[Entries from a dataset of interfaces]
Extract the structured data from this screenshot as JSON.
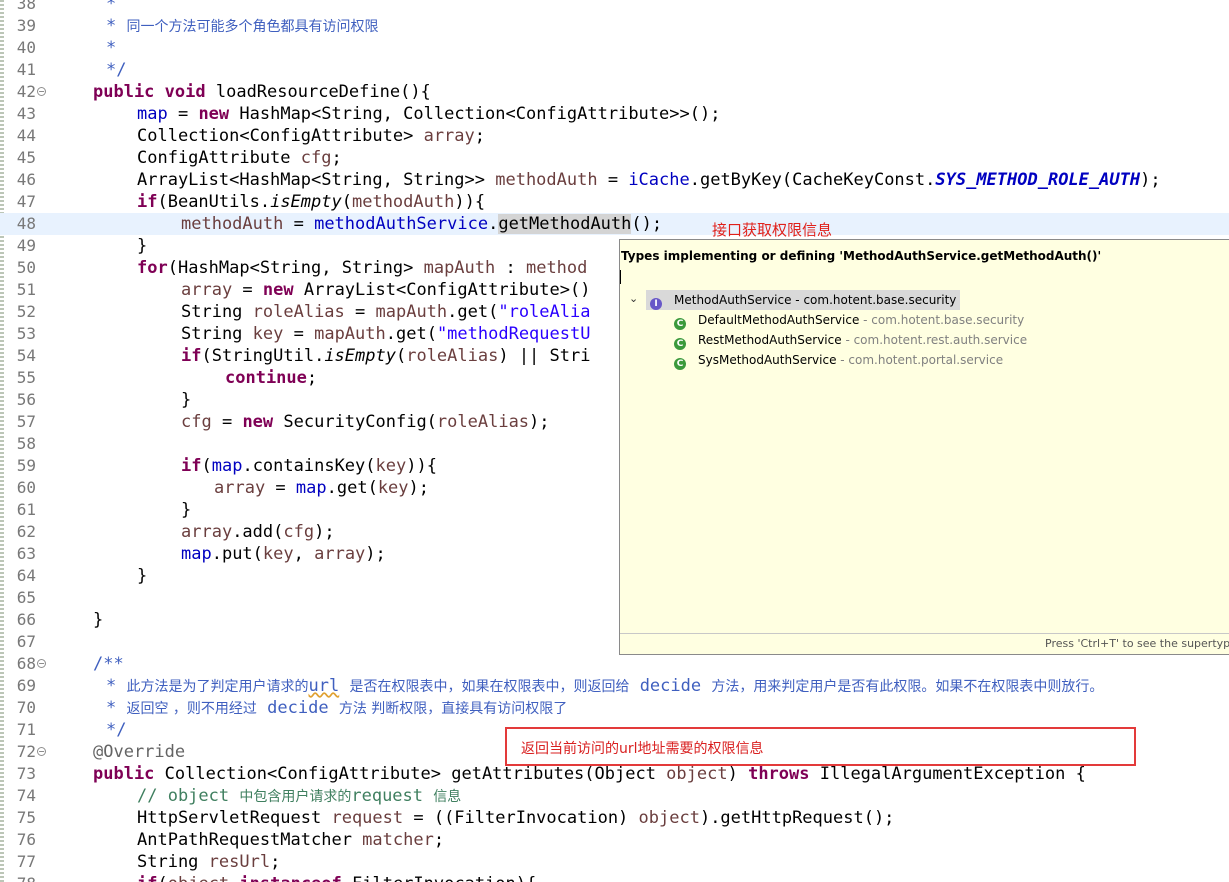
{
  "editor": {
    "line_numbers": [
      "38",
      "39",
      "40",
      "41",
      "42",
      "43",
      "44",
      "45",
      "46",
      "47",
      "48",
      "49",
      "50",
      "51",
      "52",
      "53",
      "54",
      "55",
      "56",
      "57",
      "58",
      "59",
      "60",
      "61",
      "62",
      "63",
      "64",
      "65",
      "66",
      "67",
      "68",
      "69",
      "70",
      "71",
      "72",
      "73",
      "74",
      "75",
      "76",
      "77",
      "78"
    ]
  },
  "annotations": {
    "note1": "接口获取权限信息",
    "note2": "返回当前访问的url地址需要的权限信息"
  },
  "popup": {
    "title": "Types implementing or defining 'MethodAuthService.getMethodAuth()'",
    "root": {
      "name": "MethodAuthService",
      "pkg": " - com.hotent.base.security"
    },
    "children": [
      {
        "name": "DefaultMethodAuthService",
        "pkg": " - com.hotent.base.security"
      },
      {
        "name": "RestMethodAuthService",
        "pkg": " - com.hotent.rest.auth.service"
      },
      {
        "name": "SysMethodAuthService",
        "pkg": " - com.hotent.portal.service"
      }
    ],
    "status": "Press 'Ctrl+T' to see the supertype h"
  },
  "colors": {
    "keyword": "#7f0055",
    "field": "#0000c0",
    "string": "#2a00ff",
    "javadoc": "#3f5fbf",
    "comment": "#3f7f5f",
    "annotation_red": "#e0201a",
    "popup_bg": "#ffffe1"
  },
  "icons": {
    "interface_icon": "interface-icon",
    "class_icon": "class-icon",
    "fold_icon": "fold-collapse-icon",
    "chevron": "chevron-down-icon"
  }
}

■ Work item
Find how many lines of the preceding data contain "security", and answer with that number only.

■ Answer section
2